[[ Extracted information open ]]

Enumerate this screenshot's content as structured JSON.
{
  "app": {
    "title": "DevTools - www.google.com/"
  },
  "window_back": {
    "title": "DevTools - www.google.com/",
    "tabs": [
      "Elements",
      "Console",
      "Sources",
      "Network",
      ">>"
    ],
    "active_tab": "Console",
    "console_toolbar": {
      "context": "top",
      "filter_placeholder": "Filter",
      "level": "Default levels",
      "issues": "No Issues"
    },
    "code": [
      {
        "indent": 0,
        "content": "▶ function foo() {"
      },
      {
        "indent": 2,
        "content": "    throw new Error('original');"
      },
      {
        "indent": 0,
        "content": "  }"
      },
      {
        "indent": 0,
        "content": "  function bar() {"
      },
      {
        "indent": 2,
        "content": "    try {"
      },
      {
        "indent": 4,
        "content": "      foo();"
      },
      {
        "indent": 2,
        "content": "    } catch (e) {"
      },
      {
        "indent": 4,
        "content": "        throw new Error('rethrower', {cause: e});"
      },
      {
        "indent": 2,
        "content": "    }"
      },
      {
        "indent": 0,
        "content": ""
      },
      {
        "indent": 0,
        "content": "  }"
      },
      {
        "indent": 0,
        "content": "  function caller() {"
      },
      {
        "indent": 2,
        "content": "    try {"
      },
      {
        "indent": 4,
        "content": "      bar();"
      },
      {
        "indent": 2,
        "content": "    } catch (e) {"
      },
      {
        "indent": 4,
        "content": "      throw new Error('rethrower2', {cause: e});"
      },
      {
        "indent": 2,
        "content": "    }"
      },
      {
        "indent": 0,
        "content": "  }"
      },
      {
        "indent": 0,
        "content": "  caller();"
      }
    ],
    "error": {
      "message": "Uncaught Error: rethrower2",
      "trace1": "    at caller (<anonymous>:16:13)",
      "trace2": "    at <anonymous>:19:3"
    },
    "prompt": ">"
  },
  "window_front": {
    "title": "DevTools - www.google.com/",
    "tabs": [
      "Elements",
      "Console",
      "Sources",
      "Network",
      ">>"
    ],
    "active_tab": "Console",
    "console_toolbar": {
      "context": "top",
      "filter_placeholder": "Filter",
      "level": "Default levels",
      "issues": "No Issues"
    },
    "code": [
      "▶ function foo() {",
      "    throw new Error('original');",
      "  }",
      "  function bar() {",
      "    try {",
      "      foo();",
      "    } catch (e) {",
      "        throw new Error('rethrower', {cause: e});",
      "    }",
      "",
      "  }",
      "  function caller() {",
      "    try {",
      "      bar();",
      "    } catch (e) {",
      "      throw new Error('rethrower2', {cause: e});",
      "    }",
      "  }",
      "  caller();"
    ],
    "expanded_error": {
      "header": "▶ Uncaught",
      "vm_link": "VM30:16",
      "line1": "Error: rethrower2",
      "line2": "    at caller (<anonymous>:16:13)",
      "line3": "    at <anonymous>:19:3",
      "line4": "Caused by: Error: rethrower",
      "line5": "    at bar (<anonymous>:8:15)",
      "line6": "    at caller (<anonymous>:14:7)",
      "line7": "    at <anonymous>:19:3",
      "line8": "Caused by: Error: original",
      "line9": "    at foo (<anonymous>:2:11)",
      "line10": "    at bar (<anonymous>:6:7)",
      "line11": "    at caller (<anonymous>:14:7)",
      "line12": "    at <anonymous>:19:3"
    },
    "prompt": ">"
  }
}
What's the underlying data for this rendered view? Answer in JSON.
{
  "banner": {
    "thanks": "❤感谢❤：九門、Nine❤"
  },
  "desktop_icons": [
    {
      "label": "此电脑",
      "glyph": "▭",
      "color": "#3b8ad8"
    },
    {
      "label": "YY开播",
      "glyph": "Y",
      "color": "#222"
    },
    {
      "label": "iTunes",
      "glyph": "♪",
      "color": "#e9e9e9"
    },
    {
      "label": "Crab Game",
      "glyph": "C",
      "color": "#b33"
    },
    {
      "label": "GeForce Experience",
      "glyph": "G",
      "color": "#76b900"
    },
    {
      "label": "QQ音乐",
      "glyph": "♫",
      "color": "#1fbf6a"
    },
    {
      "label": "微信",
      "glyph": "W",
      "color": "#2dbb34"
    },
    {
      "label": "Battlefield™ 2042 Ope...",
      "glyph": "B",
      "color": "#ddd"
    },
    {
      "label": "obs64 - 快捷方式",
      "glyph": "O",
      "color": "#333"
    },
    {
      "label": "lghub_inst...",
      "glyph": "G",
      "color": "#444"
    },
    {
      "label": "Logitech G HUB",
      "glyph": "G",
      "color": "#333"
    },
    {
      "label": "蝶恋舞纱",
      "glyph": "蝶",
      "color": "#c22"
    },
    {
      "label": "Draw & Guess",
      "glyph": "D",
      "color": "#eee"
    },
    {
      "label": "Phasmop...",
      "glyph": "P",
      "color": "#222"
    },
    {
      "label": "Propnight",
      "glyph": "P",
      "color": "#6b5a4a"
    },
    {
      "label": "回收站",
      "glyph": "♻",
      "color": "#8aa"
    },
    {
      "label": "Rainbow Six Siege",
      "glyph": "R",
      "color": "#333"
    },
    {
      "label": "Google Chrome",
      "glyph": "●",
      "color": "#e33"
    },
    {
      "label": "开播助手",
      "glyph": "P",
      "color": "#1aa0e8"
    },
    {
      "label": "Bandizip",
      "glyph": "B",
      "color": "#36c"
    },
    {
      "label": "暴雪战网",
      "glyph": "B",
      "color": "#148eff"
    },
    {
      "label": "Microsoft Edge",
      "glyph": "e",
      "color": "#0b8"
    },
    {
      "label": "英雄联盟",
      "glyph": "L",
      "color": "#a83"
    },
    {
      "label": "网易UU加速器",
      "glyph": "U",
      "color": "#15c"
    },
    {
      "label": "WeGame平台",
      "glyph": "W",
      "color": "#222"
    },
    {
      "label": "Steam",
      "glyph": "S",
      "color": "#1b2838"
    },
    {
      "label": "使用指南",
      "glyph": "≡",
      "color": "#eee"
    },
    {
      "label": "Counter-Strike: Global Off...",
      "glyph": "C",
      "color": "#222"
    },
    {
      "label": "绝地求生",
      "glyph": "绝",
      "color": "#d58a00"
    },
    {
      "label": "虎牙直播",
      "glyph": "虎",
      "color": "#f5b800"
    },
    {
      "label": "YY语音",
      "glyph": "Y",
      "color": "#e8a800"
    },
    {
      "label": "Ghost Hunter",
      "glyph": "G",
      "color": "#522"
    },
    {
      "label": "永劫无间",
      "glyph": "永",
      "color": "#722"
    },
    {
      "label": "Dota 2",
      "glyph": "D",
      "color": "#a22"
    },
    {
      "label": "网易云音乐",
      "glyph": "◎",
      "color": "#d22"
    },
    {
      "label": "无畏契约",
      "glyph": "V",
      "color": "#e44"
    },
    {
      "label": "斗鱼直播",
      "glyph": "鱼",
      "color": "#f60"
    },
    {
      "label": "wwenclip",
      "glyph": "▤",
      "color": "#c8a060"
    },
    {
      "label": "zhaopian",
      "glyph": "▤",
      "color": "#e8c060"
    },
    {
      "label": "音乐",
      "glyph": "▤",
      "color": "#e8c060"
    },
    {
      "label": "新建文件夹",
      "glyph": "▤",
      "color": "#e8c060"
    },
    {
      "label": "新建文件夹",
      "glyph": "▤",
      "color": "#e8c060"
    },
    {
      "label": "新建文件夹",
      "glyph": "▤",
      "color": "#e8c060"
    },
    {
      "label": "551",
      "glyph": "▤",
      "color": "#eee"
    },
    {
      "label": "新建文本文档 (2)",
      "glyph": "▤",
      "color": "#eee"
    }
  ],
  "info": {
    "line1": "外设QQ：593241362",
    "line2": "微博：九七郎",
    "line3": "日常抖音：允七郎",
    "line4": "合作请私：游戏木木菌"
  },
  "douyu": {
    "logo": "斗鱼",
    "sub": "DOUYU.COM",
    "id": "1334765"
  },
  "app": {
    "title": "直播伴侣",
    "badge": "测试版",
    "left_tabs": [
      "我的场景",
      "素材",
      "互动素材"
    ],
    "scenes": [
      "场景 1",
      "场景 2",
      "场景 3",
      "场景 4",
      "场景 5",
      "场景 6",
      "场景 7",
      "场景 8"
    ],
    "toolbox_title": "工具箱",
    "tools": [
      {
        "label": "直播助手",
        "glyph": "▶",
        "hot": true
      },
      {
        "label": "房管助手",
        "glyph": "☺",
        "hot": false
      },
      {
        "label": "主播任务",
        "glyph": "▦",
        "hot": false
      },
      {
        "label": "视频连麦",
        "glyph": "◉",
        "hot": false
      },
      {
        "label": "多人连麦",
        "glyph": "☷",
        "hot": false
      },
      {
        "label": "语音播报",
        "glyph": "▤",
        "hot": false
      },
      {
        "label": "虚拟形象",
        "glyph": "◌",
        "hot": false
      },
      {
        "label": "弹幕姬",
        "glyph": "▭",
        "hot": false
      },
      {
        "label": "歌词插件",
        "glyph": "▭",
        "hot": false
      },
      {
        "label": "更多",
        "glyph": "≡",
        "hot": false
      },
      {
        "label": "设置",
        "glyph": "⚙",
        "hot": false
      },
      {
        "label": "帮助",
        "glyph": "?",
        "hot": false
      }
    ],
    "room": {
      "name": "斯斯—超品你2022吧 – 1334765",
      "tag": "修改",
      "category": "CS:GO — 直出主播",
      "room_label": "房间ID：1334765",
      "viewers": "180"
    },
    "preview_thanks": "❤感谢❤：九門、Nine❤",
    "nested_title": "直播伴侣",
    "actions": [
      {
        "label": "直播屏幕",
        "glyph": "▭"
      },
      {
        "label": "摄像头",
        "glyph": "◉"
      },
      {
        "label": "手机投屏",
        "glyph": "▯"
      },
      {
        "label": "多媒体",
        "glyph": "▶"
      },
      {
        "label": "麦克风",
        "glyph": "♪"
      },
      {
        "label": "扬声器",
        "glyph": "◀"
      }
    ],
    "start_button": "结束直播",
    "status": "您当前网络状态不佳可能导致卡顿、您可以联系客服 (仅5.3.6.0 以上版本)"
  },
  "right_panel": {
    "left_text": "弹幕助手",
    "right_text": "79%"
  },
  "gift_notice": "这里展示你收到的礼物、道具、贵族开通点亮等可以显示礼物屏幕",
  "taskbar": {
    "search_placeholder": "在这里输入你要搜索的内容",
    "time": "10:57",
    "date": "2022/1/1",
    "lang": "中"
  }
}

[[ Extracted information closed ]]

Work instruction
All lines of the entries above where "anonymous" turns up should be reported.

Task output
      "trace1": "    at caller (<anonymous>:16:13)",
      "trace2": "    at <anonymous>:19:3"
      "line2": "    at caller (<anonymous>:16:13)",
      "line3": "    at <anonymous>:19:3",
      "line5": "    at bar (<anonymous>:8:15)",
      "line6": "    at caller (<anonymous>:14:7)",
      "line7": "    at <anonymous>:19:3",
      "line9": "    at foo (<anonymous>:2:11)",
      "line10": "    at bar (<anonymous>:6:7)",
      "line11": "    at caller (<anonymous>:14:7)",
      "line12": "    at <anonymous>:19:3"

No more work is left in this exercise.